Canadian journalist Donna Laframboise. Former National Post & Toronto Star columnist, past vice president of the Canadian Civil Liberties Association.
Environmentalists think Australian states can’t be trusted to make their own decisions. They want them overruled by bureaucrats thousands of miles away.
Green activists love to talk about democracy. For example, here’s Greenpeace decrying “an affront to New Zealand democracy.” Here’s the Sierra Club accusing Canada’s federal government of waging a “war on nature and democracy.” And here’s Friends of the Earth proposing “a more democratic” European Union.
But as David Suzuki’s father used to tell him, don’t be fooled by what people say. Instead, pay attention to what they do.
In Australia, groups such as Greenpeace, the World Wildlife Fund, the Wilderness Society, and the Conservation Foundation are attempting to beat democracy into submission. As the Sydney Morning Herald reports, these groups:
are threatening to mobilise more than 2 million people if the Rudd government gives in to business demands to slash green tape and hand all development approval powers back to the states. [bold added, backed up here]
Life is about tradeoffs. Pristine, untouched natural spaces are lovely – but people need to eat. Resource based economies harvest natural resources and sell those resources to other people and other nations. That’s how employers generate wealth and taxes, and that’s how employees pay their rent and put food on the table.
Somewhere along the way environmentalists stopped caring about ordinary people – particularly the working class. They stopped caring about hungry kids and the dignity that comes with employment.
Rather than advocating reasonable environmental regulations, they started to believe that nature’s right to remain undisturbed trumps everything. Over the years, they’ve successfully lobbied for layer after layer of environmental red tape.
Permits and inspections occur at the municipal level. More rules are enforced at the state level. Still more have been imposed by the feds. After decades of ever-expanding environmental safeguards, there are now so many hoops to jump through it’s amazing anything gets done.
Heaven help the politician, though, who declares that matters have gotten out of hand and that some streamlining is now in order. Environmentalists will scream bloody murder.
As the Morning Herald tells us:
The groups warn that giving ”cash-strapped” states full power over approvals will lead to a rash of mining approvals without thorough environmental safeguards.

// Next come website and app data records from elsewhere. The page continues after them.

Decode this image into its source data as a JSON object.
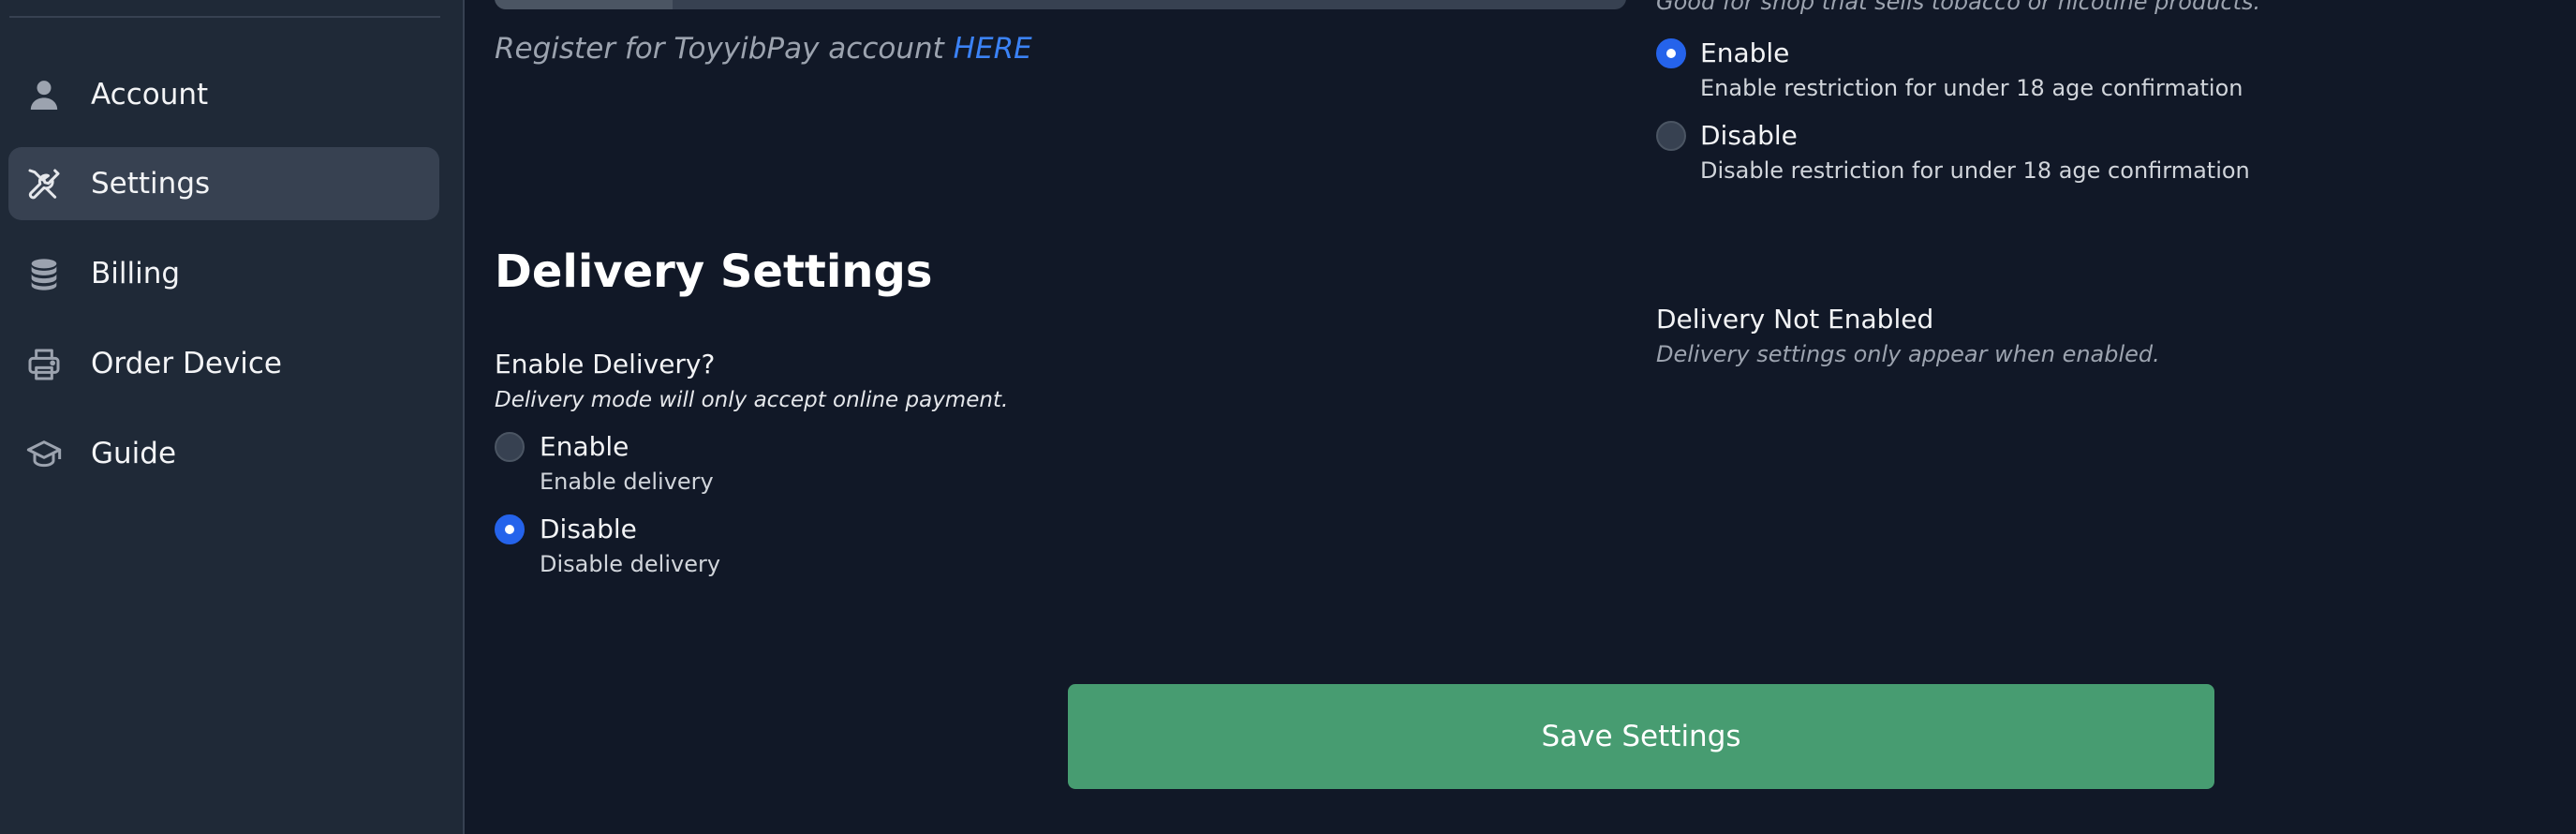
{
  "sidebar": {
    "items": [
      {
        "label": "Account",
        "icon": "user-icon"
      },
      {
        "label": "Settings",
        "icon": "tools-icon",
        "active": true
      },
      {
        "label": "Billing",
        "icon": "coin-stack-icon"
      },
      {
        "label": "Order Device",
        "icon": "printer-icon"
      },
      {
        "label": "Guide",
        "icon": "graduation-cap-icon"
      }
    ]
  },
  "payment": {
    "register_text": "Register for ToyyibPay account",
    "register_link": "HERE"
  },
  "age_restriction": {
    "help_text": "Good for shop that sells tobacco or nicotine products.",
    "options": [
      {
        "label": "Enable",
        "description": "Enable restriction for under 18 age confirmation",
        "checked": true
      },
      {
        "label": "Disable",
        "description": "Disable restriction for under 18 age confirmation",
        "checked": false
      }
    ]
  },
  "delivery": {
    "title": "Delivery Settings",
    "field_label": "Enable Delivery?",
    "field_help": "Delivery mode will only accept online payment.",
    "options": [
      {
        "label": "Enable",
        "description": "Enable delivery",
        "checked": false
      },
      {
        "label": "Disable",
        "description": "Disable delivery",
        "checked": true
      }
    ],
    "not_enabled_title": "Delivery Not Enabled",
    "not_enabled_help": "Delivery settings only appear when enabled."
  },
  "actions": {
    "save_label": "Save Settings"
  },
  "colors": {
    "accent": "#2563eb",
    "link": "#3b82f6",
    "save": "#479c71",
    "sidebar_bg": "#1f2937",
    "main_bg": "#111827"
  }
}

…In a letter to [the Prime Minister], the environment groups warned of the ”continual erosion of environmental laws and protections by recently installed state governments”. [bold added]
In the words of Australia’s Climate Spectator:
Major environmental groups…have said that state governments cannot be trusted with undertaking environmental approvals… [bold added, backed up here]
Australia’s green activists don’t want decisions about proposed mining projects to be made by state legislators – by people who are intimately aware of the challenges, hardships, and obstacles facing the human beings who live and die in a particular state. That would be way-too-democratic.
Instead, they think politicians in the nation’s capital – the vast majority of whom don’t live in a particular state – should be making these decisions. Taking power out of the hands of the people most affected and handing it over to strangers who reside thousands of miles away is the greens’ idea of good government.
From an activist’s perspective, this makes perfect sense. It’s easier to lobby and influence one set of legislators and bureaucrats – those in Australia’s national capital of Canberra – than the legislators of six different states.
The “recently-installed state governments” referred to above were elected by voters who appear to have grown impatient with unreasonable green policies. The public has spoken. It’s tired of the job-killing red tape.
But rather than respecting the views of the public, the greens think national legislators should overrule them.
Environmentalists don’t care what you think. They don’t care about democracy.
What’s going on in Australia makes this clear: if robbing their fellow citizens of a voice is the only way they can accomplish their goals, environmentalists are cool with that.
WWF Derides ‘Vocal Minority’ Views – which discusses green opposition to local residents having more say over whether wind farms are installed in their communities